[Source data]

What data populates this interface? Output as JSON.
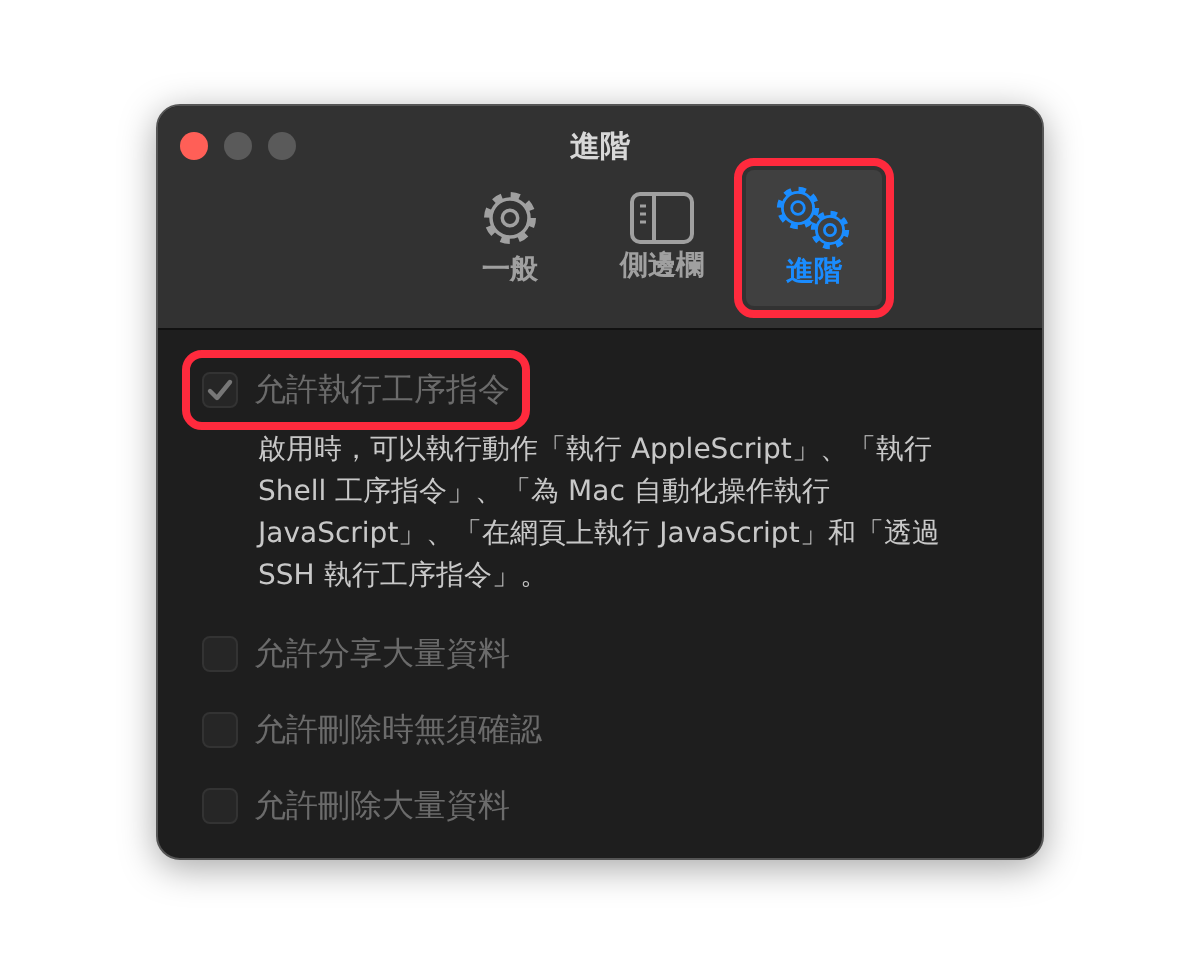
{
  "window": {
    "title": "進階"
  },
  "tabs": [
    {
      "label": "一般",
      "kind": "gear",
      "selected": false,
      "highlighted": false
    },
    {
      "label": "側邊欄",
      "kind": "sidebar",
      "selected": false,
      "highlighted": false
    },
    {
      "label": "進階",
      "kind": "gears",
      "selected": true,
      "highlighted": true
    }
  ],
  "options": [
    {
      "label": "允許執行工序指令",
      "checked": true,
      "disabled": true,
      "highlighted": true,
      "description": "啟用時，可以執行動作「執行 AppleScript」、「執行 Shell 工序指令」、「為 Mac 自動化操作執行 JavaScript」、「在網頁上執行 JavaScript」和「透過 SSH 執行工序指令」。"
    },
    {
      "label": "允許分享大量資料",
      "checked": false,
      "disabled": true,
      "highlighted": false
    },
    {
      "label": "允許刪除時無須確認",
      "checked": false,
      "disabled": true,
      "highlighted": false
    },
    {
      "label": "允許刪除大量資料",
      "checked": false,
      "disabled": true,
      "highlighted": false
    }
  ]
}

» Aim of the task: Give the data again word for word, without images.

» Written response:
What data populates this interface? Output as JSON.
{
  "window": {
    "title": "進階"
  },
  "tabs": [
    {
      "label": "一般",
      "kind": "gear",
      "selected": false,
      "highlighted": false
    },
    {
      "label": "側邊欄",
      "kind": "sidebar",
      "selected": false,
      "highlighted": false
    },
    {
      "label": "進階",
      "kind": "gears",
      "selected": true,
      "highlighted": true
    }
  ],
  "options": [
    {
      "label": "允許執行工序指令",
      "checked": true,
      "disabled": true,
      "highlighted": true,
      "description": "啟用時，可以執行動作「執行 AppleScript」、「執行 Shell 工序指令」、「為 Mac 自動化操作執行 JavaScript」、「在網頁上執行 JavaScript」和「透過 SSH 執行工序指令」。"
    },
    {
      "label": "允許分享大量資料",
      "checked": false,
      "disabled": true,
      "highlighted": false
    },
    {
      "label": "允許刪除時無須確認",
      "checked": false,
      "disabled": true,
      "highlighted": false
    },
    {
      "label": "允許刪除大量資料",
      "checked": false,
      "disabled": true,
      "highlighted": false
    }
  ]
}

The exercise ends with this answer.